Exercise:
The answer consists solely of the data below, reproduced exactly.

Input records:
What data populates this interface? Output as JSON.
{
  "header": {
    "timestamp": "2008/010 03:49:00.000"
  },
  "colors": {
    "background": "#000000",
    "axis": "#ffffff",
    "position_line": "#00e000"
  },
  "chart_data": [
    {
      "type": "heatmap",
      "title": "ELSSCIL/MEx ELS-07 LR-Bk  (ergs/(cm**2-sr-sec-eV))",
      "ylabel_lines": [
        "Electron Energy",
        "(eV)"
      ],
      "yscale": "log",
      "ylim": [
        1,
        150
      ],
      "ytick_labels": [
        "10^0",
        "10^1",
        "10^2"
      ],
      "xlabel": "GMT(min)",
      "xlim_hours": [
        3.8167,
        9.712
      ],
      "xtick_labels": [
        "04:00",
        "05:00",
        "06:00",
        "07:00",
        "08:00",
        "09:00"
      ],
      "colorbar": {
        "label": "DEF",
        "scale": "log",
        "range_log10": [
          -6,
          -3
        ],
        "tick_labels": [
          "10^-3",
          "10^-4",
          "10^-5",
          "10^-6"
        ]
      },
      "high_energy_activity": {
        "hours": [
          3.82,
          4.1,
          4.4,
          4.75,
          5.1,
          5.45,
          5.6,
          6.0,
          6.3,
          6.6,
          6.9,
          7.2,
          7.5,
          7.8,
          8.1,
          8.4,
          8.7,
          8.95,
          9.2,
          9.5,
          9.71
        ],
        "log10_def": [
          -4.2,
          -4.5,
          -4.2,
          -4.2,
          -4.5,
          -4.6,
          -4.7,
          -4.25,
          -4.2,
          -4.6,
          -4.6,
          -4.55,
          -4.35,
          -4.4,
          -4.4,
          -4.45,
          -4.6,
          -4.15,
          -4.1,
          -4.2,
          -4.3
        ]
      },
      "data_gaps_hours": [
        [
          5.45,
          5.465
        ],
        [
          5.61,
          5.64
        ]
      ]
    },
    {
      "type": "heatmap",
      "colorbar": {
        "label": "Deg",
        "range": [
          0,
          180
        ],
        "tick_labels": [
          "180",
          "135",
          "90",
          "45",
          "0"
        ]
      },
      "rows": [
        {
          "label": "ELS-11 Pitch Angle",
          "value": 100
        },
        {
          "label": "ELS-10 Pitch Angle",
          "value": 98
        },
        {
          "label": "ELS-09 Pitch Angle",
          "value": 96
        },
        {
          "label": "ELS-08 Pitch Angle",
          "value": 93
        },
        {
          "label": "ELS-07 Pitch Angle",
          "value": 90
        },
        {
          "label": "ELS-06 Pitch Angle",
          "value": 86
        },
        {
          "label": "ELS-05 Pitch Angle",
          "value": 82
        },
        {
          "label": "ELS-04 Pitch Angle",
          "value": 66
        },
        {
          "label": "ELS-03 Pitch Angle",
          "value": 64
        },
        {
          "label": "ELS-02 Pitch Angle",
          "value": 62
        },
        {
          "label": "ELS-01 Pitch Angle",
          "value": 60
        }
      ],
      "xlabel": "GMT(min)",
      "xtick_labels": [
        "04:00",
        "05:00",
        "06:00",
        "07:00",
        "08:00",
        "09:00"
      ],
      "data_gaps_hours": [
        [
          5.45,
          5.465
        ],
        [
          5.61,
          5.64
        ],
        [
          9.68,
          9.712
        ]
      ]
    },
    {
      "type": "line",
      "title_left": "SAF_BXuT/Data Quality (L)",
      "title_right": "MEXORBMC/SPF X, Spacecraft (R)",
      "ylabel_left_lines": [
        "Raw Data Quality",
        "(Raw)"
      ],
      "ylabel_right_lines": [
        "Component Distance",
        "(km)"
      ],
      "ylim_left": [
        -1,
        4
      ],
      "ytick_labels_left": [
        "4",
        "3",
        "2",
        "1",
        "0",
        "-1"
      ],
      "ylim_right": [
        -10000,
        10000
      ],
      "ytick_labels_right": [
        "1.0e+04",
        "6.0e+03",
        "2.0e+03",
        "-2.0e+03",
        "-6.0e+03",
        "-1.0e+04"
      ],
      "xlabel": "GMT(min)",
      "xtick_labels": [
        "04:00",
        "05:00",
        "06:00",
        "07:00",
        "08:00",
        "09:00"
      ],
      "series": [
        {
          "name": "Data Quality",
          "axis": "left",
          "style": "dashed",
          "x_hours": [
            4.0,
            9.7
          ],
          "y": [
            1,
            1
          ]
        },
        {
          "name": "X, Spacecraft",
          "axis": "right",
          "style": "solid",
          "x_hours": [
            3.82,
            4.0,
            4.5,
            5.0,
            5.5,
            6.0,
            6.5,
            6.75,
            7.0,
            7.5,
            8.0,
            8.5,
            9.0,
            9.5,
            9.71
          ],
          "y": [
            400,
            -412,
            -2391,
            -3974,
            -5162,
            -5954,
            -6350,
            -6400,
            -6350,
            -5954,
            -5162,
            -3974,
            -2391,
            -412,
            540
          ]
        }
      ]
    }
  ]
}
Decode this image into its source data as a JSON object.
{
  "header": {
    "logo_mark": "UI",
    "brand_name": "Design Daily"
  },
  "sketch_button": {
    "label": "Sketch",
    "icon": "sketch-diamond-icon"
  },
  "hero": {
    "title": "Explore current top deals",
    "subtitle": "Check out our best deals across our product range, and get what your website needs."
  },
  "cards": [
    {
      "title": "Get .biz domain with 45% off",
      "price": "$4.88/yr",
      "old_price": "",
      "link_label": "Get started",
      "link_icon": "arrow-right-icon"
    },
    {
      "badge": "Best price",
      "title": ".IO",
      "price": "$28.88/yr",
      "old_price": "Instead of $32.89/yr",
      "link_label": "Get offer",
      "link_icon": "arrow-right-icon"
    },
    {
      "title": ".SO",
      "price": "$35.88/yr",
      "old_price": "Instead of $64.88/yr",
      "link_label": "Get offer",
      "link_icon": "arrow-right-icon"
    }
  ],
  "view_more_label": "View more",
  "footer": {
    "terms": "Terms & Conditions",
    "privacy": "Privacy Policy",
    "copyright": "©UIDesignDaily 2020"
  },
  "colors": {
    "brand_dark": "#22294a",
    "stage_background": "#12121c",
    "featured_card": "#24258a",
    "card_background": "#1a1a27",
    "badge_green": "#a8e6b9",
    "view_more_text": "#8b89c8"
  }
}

Exercise response:
What data populates this interface? Output as JSON.
{
  "header": {
    "timestamp": "2008/010 03:49:00.000"
  },
  "colors": {
    "background": "#000000",
    "axis": "#ffffff",
    "position_line": "#00e000"
  },
  "chart_data": [
    {
      "type": "heatmap",
      "title": "ELSSCIL/MEx ELS-07 LR-Bk  (ergs/(cm**2-sr-sec-eV))",
      "ylabel_lines": [
        "Electron Energy",
        "(eV)"
      ],
      "yscale": "log",
      "ylim": [
        1,
        150
      ],
      "ytick_labels": [
        "10^0",
        "10^1",
        "10^2"
      ],
      "xlabel": "GMT(min)",
      "xlim_hours": [
        3.8167,
        9.712
      ],
      "xtick_labels": [
        "04:00",
        "05:00",
        "06:00",
        "07:00",
        "08:00",
        "09:00"
      ],
      "colorbar": {
        "label": "DEF",
        "scale": "log",
        "range_log10": [
          -6,
          -3
        ],
        "tick_labels": [
          "10^-3",
          "10^-4",
          "10^-5",
          "10^-6"
        ]
      },
      "high_energy_activity": {
        "hours": [
          3.82,
          4.1,
          4.4,
          4.75,
          5.1,
          5.45,
          5.6,
          6.0,
          6.3,
          6.6,
          6.9,
          7.2,
          7.5,
          7.8,
          8.1,
          8.4,
          8.7,
          8.95,
          9.2,
          9.5,
          9.71
        ],
        "log10_def": [
          -4.2,
          -4.5,
          -4.2,
          -4.2,
          -4.5,
          -4.6,
          -4.7,
          -4.25,
          -4.2,
          -4.6,
          -4.6,
          -4.55,
          -4.35,
          -4.4,
          -4.4,
          -4.45,
          -4.6,
          -4.15,
          -4.1,
          -4.2,
          -4.3
        ]
      },
      "data_gaps_hours": [
        [
          5.45,
          5.465
        ],
        [
          5.61,
          5.64
        ]
      ]
    },
    {
      "type": "heatmap",
      "colorbar": {
        "label": "Deg",
        "range": [
          0,
          180
        ],
        "tick_labels": [
          "180",
          "135",
          "90",
          "45",
          "0"
        ]
      },
      "rows": [
        {
          "label": "ELS-11 Pitch Angle",
          "value": 100
        },
        {
          "label": "ELS-10 Pitch Angle",
          "value": 98
        },
        {
          "label": "ELS-09 Pitch Angle",
          "value": 96
        },
        {
          "label": "ELS-08 Pitch Angle",
          "value": 93
        },
        {
          "label": "ELS-07 Pitch Angle",
          "value": 90
        },
        {
          "label": "ELS-06 Pitch Angle",
          "value": 86
        },
        {
          "label": "ELS-05 Pitch Angle",
          "value": 82
        },
        {
          "label": "ELS-04 Pitch Angle",
          "value": 66
        },
        {
          "label": "ELS-03 Pitch Angle",
          "value": 64
        },
        {
          "label": "ELS-02 Pitch Angle",
          "value": 62
        },
        {
          "label": "ELS-01 Pitch Angle",
          "value": 60
        }
      ],
      "xlabel": "GMT(min)",
      "xtick_labels": [
        "04:00",
        "05:00",
        "06:00",
        "07:00",
        "08:00",
        "09:00"
      ],
      "data_gaps_hours": [
        [
          5.45,
          5.465
        ],
        [
          5.61,
          5.64
        ],
        [
          9.68,
          9.712
        ]
      ]
    },
    {
      "type": "line",
      "title_left": "SAF_BXuT/Data Quality (L)",
      "title_right": "MEXORBMC/SPF X, Spacecraft (R)",
      "ylabel_left_lines": [
        "Raw Data Quality",
        "(Raw)"
      ],
      "ylabel_right_lines": [
        "Component Distance",
        "(km)"
      ],
      "ylim_left": [
        -1,
        4
      ],
      "ytick_labels_left": [
        "4",
        "3",
        "2",
        "1",
        "0",
        "-1"
      ],
      "ylim_right": [
        -10000,
        10000
      ],
      "ytick_labels_right": [
        "1.0e+04",
        "6.0e+03",
        "2.0e+03",
        "-2.0e+03",
        "-6.0e+03",
        "-1.0e+04"
      ],
      "xlabel": "GMT(min)",
      "xtick_labels": [
        "04:00",
        "05:00",
        "06:00",
        "07:00",
        "08:00",
        "09:00"
      ],
      "series": [
        {
          "name": "Data Quality",
          "axis": "left",
          "style": "dashed",
          "x_hours": [
            4.0,
            9.7
          ],
          "y": [
            1,
            1
          ]
        },
        {
          "name": "X, Spacecraft",
          "axis": "right",
          "style": "solid",
          "x_hours": [
            3.82,
            4.0,
            4.5,
            5.0,
            5.5,
            6.0,
            6.5,
            6.75,
            7.0,
            7.5,
            8.0,
            8.5,
            9.0,
            9.5,
            9.71
          ],
          "y": [
            400,
            -412,
            -2391,
            -3974,
            -5162,
            -5954,
            -6350,
            -6400,
            -6350,
            -5954,
            -5162,
            -3974,
            -2391,
            -412,
            540
          ]
        }
      ]
    }
  ]
}
Decode this image into its source data as a JSON object.
{
  "header": {
    "logo_mark": "UI",
    "brand_name": "Design Daily"
  },
  "sketch_button": {
    "label": "Sketch",
    "icon": "sketch-diamond-icon"
  },
  "hero": {
    "title": "Explore current top deals",
    "subtitle": "Check out our best deals across our product range, and get what your website needs."
  },
  "cards": [
    {
      "title": "Get .biz domain with 45% off",
      "price": "$4.88/yr",
      "old_price": "",
      "link_label": "Get started",
      "link_icon": "arrow-right-icon"
    },
    {
      "badge": "Best price",
      "title": ".IO",
      "price": "$28.88/yr",
      "old_price": "Instead of $32.89/yr",
      "link_label": "Get offer",
      "link_icon": "arrow-right-icon"
    },
    {
      "title": ".SO",
      "price": "$35.88/yr",
      "old_price": "Instead of $64.88/yr",
      "link_label": "Get offer",
      "link_icon": "arrow-right-icon"
    }
  ],
  "view_more_label": "View more",
  "footer": {
    "terms": "Terms & Conditions",
    "privacy": "Privacy Policy",
    "copyright": "©UIDesignDaily 2020"
  },
  "colors": {
    "brand_dark": "#22294a",
    "stage_background": "#12121c",
    "featured_card": "#24258a",
    "card_background": "#1a1a27",
    "badge_green": "#a8e6b9",
    "view_more_text": "#8b89c8"
  }
}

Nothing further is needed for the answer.